Photo by Christopher Victorio
Last Night: Coldplay at the Honda Center, Anaheim, Nov. 25, 2008.
Better than: Staying home to watch the six-hour long “Dancing with the Stars” season finale.
Most mixed message: Booths in the lobby promoting anti-poverty organization Oxfam, just mere feet away from merch tables selling $35 t-shirts and $20 “tour programs.”
Let's face it–it's really not “cool” to like Coldplay. They're just too popular, too earnest, too derivative of The Bends-era Radiohead and too married to Gwyenth Paltrow to be taken seriously. It's like that troubling line from The 40-Year-Old Virgin: “How do I know you're gay? Because you like Coldplay.”
But dismissing the band for any or all of those reasons means missing out on things like Tuesday night's concert at the Honda Center, where their numerous anthemic numbers met perfectly with enjoyably overblown stage production, creating a nearly two hour rock spectacle strongly reminiscent of some Irish band Coldplay's been compared to a few times before.
With a giant multi-use screen serving as a backdrop (first projecting the cover of latest album Viva la Vida or Death and All His Friends, later showing abstract images and real-time footage of the band performing), elaborately coordinated flickering lights and hanging orbs acting as spherical, secondary video screens, this was every bit of an “arena show,” complete with copious amounts of both pomp and circumstance. And, of course, lots of singing along–you don't necessarily realize listening to their records or hearing them on the radio, but the majority of Coldplay songs seem almost shredly designed for this type of setting, with the sold-out crowd filling in on the “yeah”s on “In My Place,” and whole choruses on “Fix You.” At this point, with only four albums, they already have so many good songs that you don't even realize it until you're in a setting like this.

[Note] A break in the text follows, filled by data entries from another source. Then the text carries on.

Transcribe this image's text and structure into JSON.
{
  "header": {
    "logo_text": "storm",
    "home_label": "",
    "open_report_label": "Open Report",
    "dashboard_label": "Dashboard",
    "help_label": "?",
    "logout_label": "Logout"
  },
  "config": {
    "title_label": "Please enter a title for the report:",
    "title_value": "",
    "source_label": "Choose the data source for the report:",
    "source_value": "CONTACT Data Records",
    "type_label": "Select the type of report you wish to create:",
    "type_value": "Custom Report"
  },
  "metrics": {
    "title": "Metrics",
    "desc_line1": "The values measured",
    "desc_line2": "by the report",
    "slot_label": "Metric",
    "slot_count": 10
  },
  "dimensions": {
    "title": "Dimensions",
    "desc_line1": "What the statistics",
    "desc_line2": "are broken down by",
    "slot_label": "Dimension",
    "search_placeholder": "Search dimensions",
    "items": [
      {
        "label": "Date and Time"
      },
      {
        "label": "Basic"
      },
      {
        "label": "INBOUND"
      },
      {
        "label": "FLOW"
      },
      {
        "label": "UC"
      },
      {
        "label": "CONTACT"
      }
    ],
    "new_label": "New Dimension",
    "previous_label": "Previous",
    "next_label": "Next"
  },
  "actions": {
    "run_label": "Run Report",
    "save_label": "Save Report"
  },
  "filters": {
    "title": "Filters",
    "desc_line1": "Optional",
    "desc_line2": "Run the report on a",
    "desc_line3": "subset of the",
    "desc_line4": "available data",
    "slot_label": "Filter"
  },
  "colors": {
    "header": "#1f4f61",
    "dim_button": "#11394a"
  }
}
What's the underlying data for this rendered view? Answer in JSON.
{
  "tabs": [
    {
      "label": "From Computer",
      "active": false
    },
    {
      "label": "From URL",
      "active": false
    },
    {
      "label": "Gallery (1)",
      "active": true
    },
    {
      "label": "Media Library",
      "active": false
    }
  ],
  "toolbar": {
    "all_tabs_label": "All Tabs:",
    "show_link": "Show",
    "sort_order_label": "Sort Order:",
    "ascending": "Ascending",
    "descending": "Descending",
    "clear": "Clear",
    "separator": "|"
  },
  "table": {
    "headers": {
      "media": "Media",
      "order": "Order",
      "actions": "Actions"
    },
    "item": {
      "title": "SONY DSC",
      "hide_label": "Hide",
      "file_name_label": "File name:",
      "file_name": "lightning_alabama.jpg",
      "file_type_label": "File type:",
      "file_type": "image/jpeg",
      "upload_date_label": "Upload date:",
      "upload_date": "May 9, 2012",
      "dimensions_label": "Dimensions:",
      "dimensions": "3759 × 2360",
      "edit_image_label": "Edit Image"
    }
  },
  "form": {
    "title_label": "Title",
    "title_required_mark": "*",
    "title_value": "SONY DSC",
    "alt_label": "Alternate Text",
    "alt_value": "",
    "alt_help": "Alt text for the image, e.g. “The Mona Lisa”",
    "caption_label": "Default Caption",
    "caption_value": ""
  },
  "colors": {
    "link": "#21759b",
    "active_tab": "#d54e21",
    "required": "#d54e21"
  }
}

Other antics included moving to a platform in the middle of the floor seats for an electronica-tinged version of “God Put A Smile Up Your Face” that blended into a reworked version of “Talk.” The band moved all the way to the back of the arena for acoustic numbers “Lost!,” “The Scientist” and “Death Will Never Conquer.” They even dropped confetti late in the set during current single “Lovers in Japan.” (Well, not them personally. Though that would be even more impressive.)
All of that is to be expected, but what might surprise the Coldplay haters is that, in concert, the band actually kind of rocks. Hits like “The Scientist” and recent single “Lost!” have given them a not-entirely-unfair reputation of being rather mellow. While the slow melancholy of those songs is (wisely) retained live, pieces like “Clocks” and set-closer “Yellow” (their breakthrough hit and the only song off Parachutes performed Tuesday) are louder and faster, establishing the band as rock stars and not shoegazers.
“Band” is also something you don't always think of with Coldplay. Lead singer Chris Martin is such a public face for the band that the other members are essentially anonymous (go ahead: try to name one other member!), with nary a Keith Richards or The Edge in sight. That's a perception that won't be dispelled by seeing them live, as the other members remained pretty much background characters, other than drummer Will Champion performing lead vocals on “Death Will Never Conquer.” Champion was also the only member to get an introduction.
It's not like Martin isn't endearing enough for all four of them, though, from his singing, piano playing, guitar playing and expression of gratitude over the crowd “missing 'American Idol'” to see them (silly British man, that doesn't start again until January!) to discussing meeting the Jonas Brothers for the first time two days prior at the American Music Awards. “Never before have I felt like an old man with no talent whatsoever,” he said, taking his Jonas affection so far as to insert them into the lyrics of X&Y track, “The Hardest Part.” (“Those Jonas boys so much younger than me.”)
Personal Bias: The Jonas Brothers also make me feel like an old man with no talent whatsoever–but in their defense, so do lots of things.
Random Detail: Martin slipped in a couple of llyrics from “Human” by The Killers into “Viva La Vida;” check about 3:00 into this video.
By the Way: The Honda Center sells off-brand Dippin' Dots ripoff “Molli Coolz” instead of the genuine article. Surely Dippin' Dots v. Molli Coolz will be the Coke/Pepsi War of the 21st century.
“Life in Technicolor” (instrumental intro)
“In My Place”
“Speed of Sound”
“Cemeteries of London”
“Chinese Sleep Chant”
“God Put a Smile on My Face”
“The Hardest Part”
“Viva La Vida”
“Death Will Never Conquer”
“Lovers in Japan”
“Death and All His Friends”
“Life in Techinicolor 2” (instrumental outro)